WHAT YOU NEED TO DO →
Gather all lines in the records below that include the word "this".

--------------------------------

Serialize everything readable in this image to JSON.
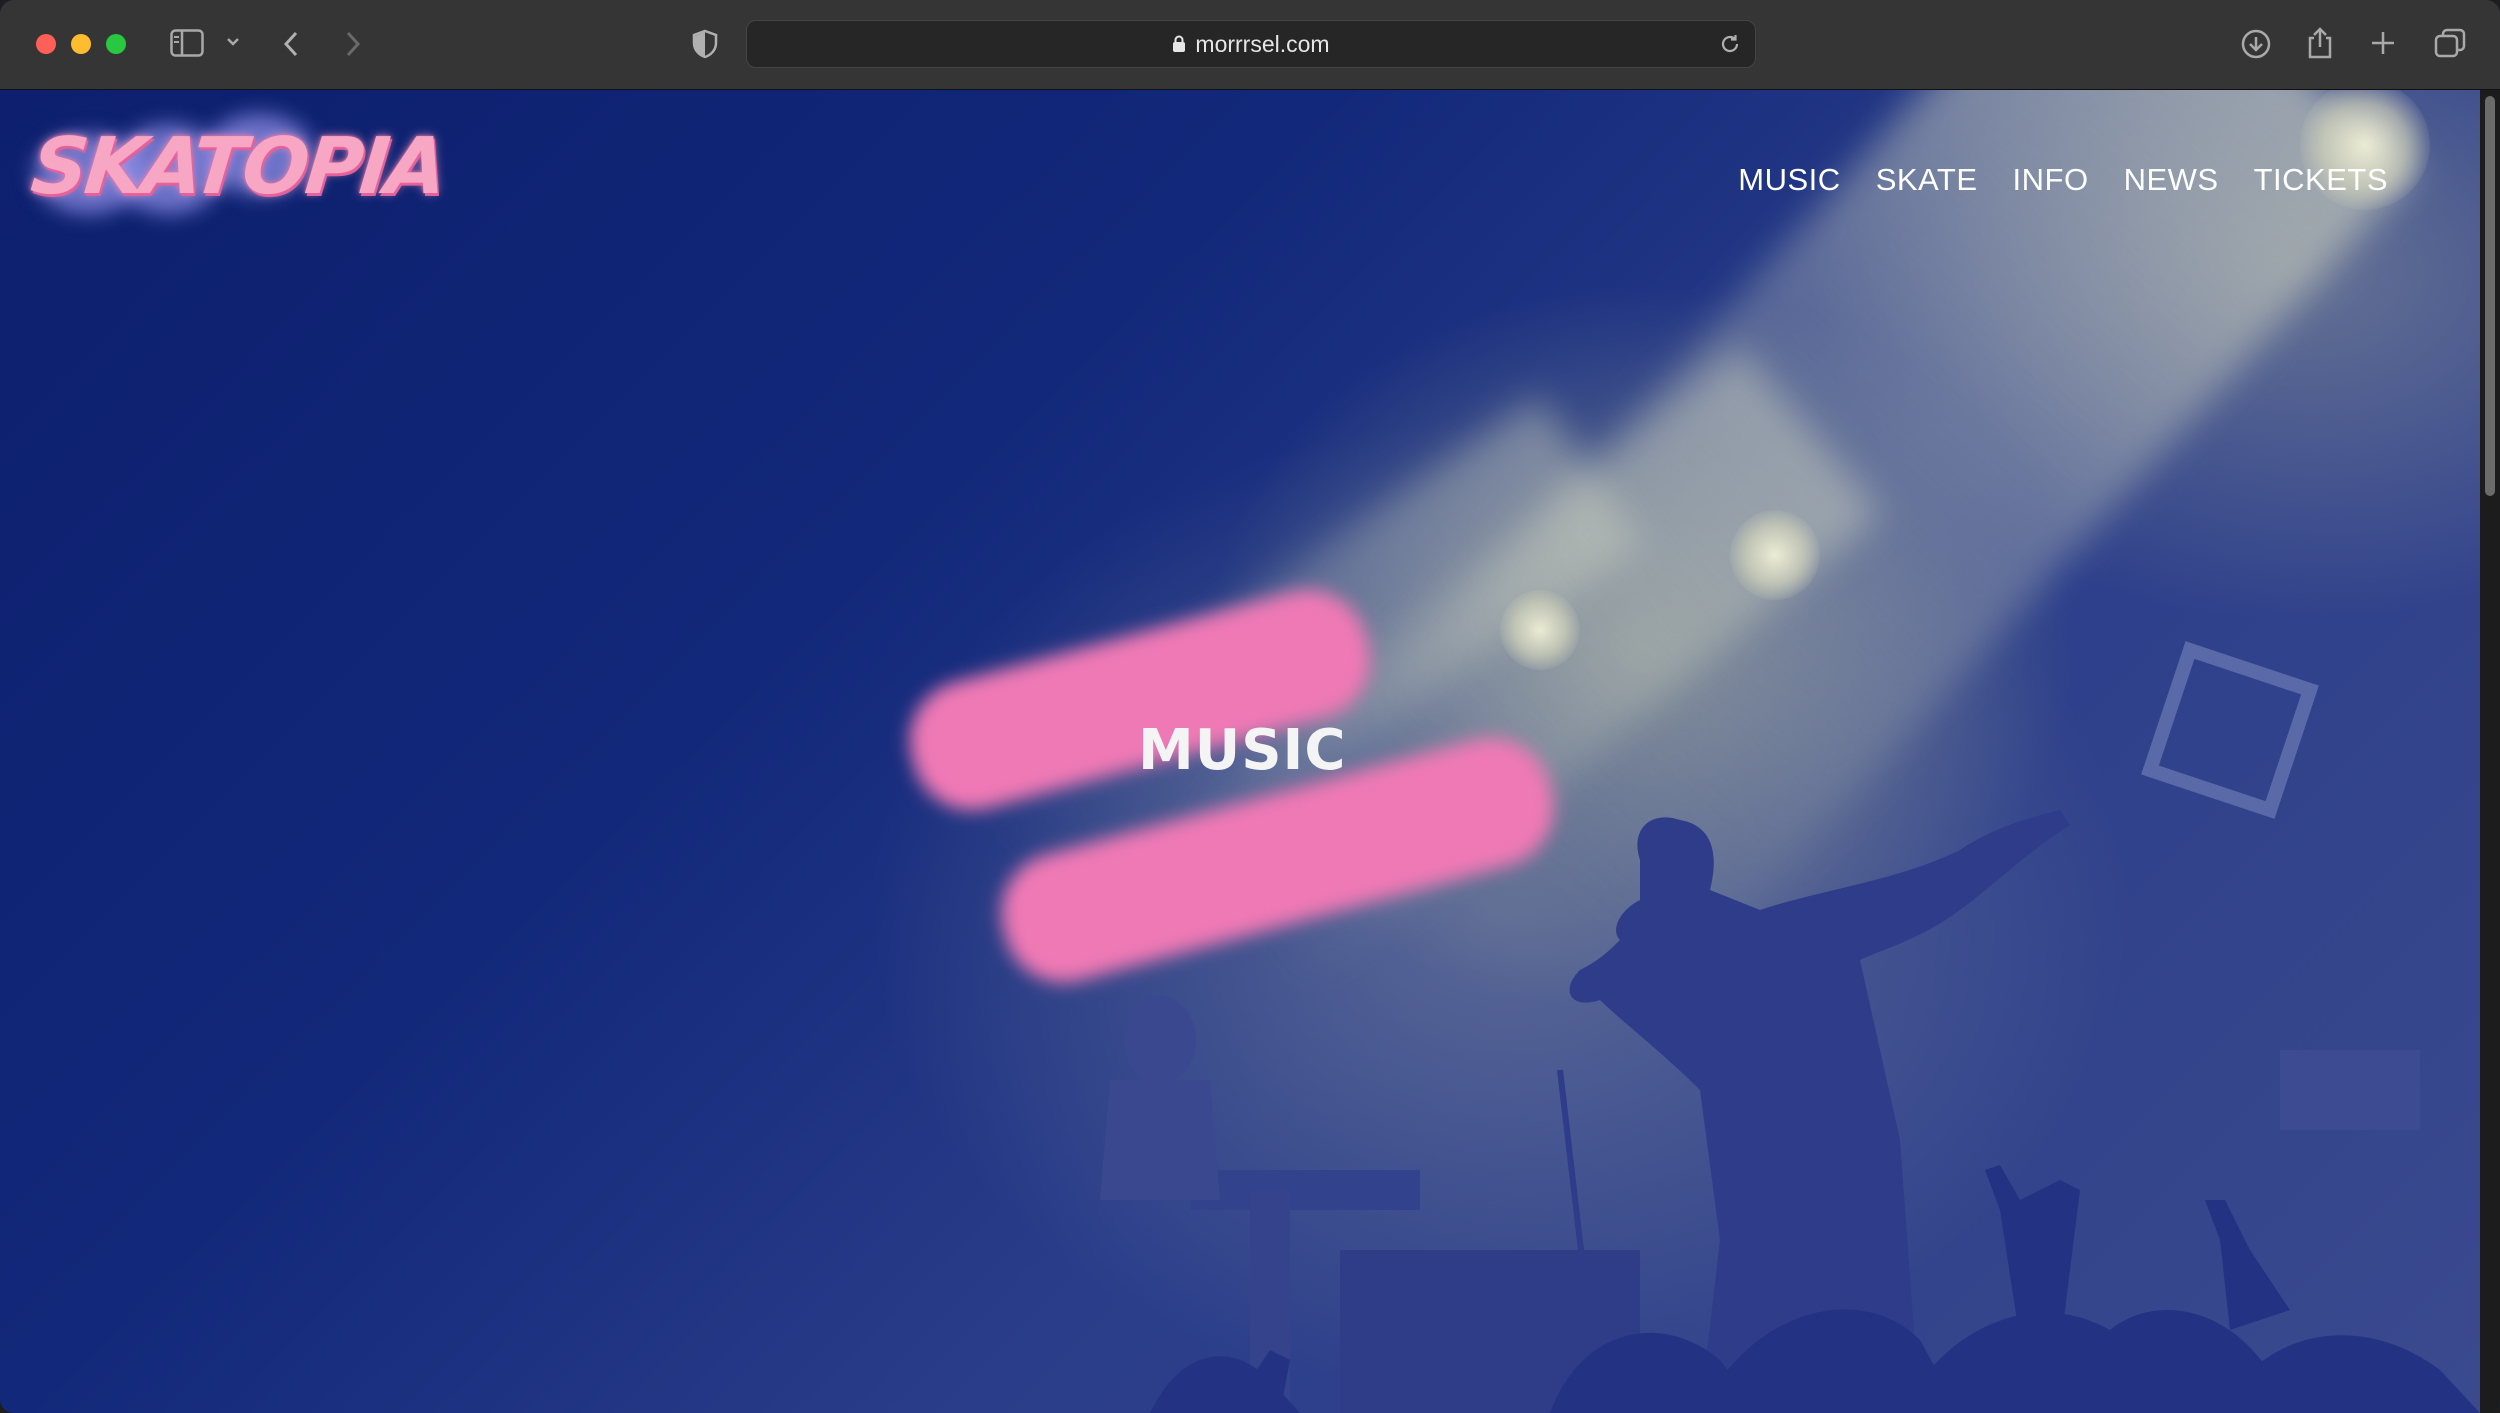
{
  "browser": {
    "url": "morrrsel.com",
    "icons": {
      "sidebar": "sidebar-icon",
      "tab_group": "chevron-down-icon",
      "back": "chevron-left-icon",
      "forward": "chevron-right-icon",
      "privacy": "shield-icon",
      "lock": "lock-icon",
      "reload": "reload-icon",
      "downloads": "download-icon",
      "share": "share-icon",
      "new_tab": "plus-icon",
      "tab_overview": "tabs-icon"
    }
  },
  "site": {
    "logo_text": "SKATOPIA",
    "nav": [
      {
        "label": "MUSIC"
      },
      {
        "label": "SKATE"
      },
      {
        "label": "INFO"
      },
      {
        "label": "NEWS"
      },
      {
        "label": "TICKETS"
      }
    ],
    "hero": {
      "title": "MUSIC"
    }
  },
  "colors": {
    "accent_pink": "#ef79b5",
    "background_blue": "#12287a"
  }
}
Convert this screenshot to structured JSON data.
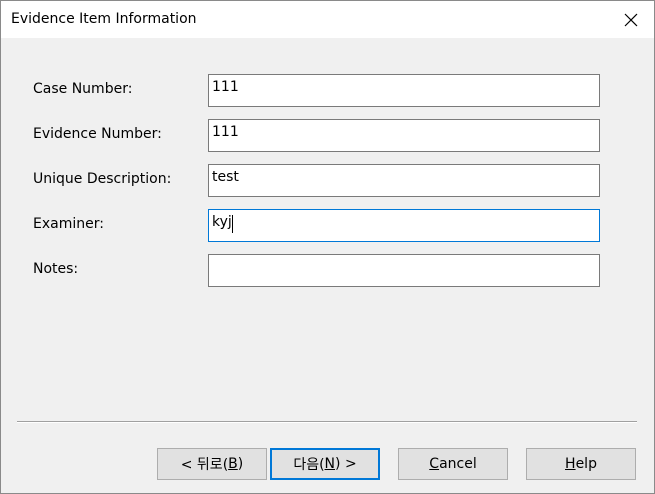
{
  "window": {
    "title": "Evidence Item Information"
  },
  "form": {
    "case_number": {
      "label": "Case Number:",
      "value": "111"
    },
    "evidence_number": {
      "label": "Evidence Number:",
      "value": "111"
    },
    "unique_description": {
      "label": "Unique Description:",
      "value": "test"
    },
    "examiner": {
      "label": "Examiner:",
      "value": "kyj"
    },
    "notes": {
      "label": "Notes:",
      "value": ""
    }
  },
  "buttons": {
    "back": {
      "prefix": "< 뒤로(",
      "mnemonic": "B",
      "suffix": ")"
    },
    "next": {
      "prefix": "다음(",
      "mnemonic": "N",
      "suffix": ") >"
    },
    "cancel": {
      "mnemonic": "C",
      "rest": "ancel"
    },
    "help": {
      "mnemonic": "H",
      "rest": "elp"
    }
  },
  "icons": {
    "close": "close-icon"
  }
}
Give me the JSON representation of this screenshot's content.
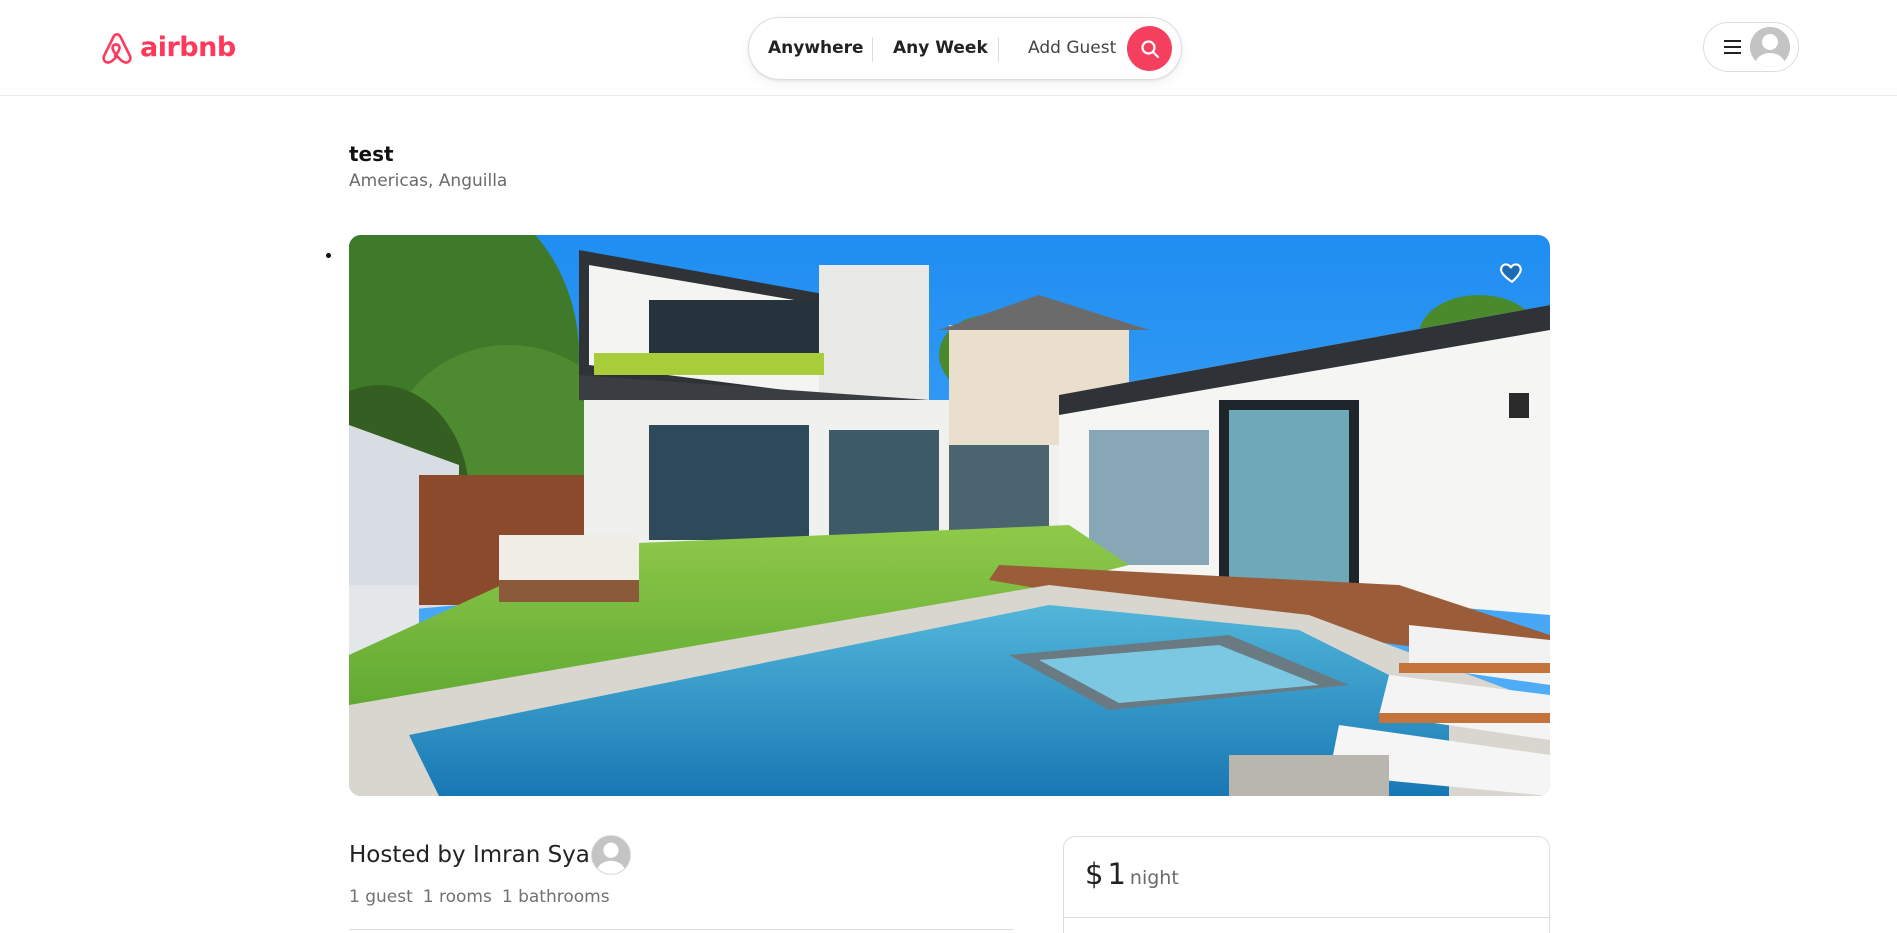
{
  "header": {
    "logo_text": "airbnb",
    "brand_color": "#FF385C",
    "search": {
      "anywhere_label": "Anywhere",
      "week_label": "Any Week",
      "guest_label": "Add Guest",
      "button_icon": "search-icon",
      "button_color": "#F43F5E"
    },
    "user_menu": {
      "menu_icon": "hamburger-menu-icon",
      "avatar_icon": "default-avatar-icon"
    }
  },
  "listing": {
    "title": "test",
    "location": "Americas, Anguilla",
    "favorite_icon": "heart-icon"
  },
  "host": {
    "hosted_by": "Hosted by Imran Syam",
    "stats": {
      "guests": "1 guest",
      "rooms": "1 rooms",
      "bathrooms": "1 bathrooms"
    }
  },
  "booking": {
    "currency": "$",
    "price": "1",
    "unit": "night"
  }
}
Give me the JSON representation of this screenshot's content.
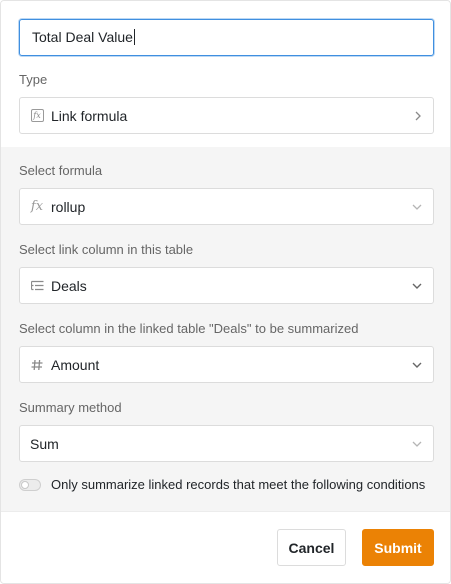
{
  "dialog": {
    "column_name": {
      "value": "Total Deal Value"
    },
    "type": {
      "label": "Type",
      "value": "Link formula",
      "icon": "formula-box-icon"
    },
    "formula": {
      "label": "Select formula",
      "value": "rollup",
      "icon": "fx-icon"
    },
    "link_column": {
      "label": "Select link column in this table",
      "value": "Deals",
      "icon": "link-list-icon"
    },
    "summarized_column": {
      "label": "Select column in the linked table \"Deals\" to be summarized",
      "value": "Amount",
      "icon": "hash-icon"
    },
    "summary_method": {
      "label": "Summary method",
      "value": "Sum"
    },
    "condition_toggle": {
      "label": "Only summarize linked records that meet the following conditions",
      "checked": false
    },
    "buttons": {
      "cancel": "Cancel",
      "submit": "Submit"
    }
  },
  "colors": {
    "accent": "#eb8205",
    "focus": "#3f8fe0",
    "section_bg": "#f5f5f5"
  }
}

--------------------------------

YOUR SOLUTION →
Serialize everything readable in this image to JSON.
Convert this screenshot to structured JSON data.
Give me the JSON representation of this screenshot's content.
Give me the JSON representation of this screenshot's content.
      "label": "Select link column in this table",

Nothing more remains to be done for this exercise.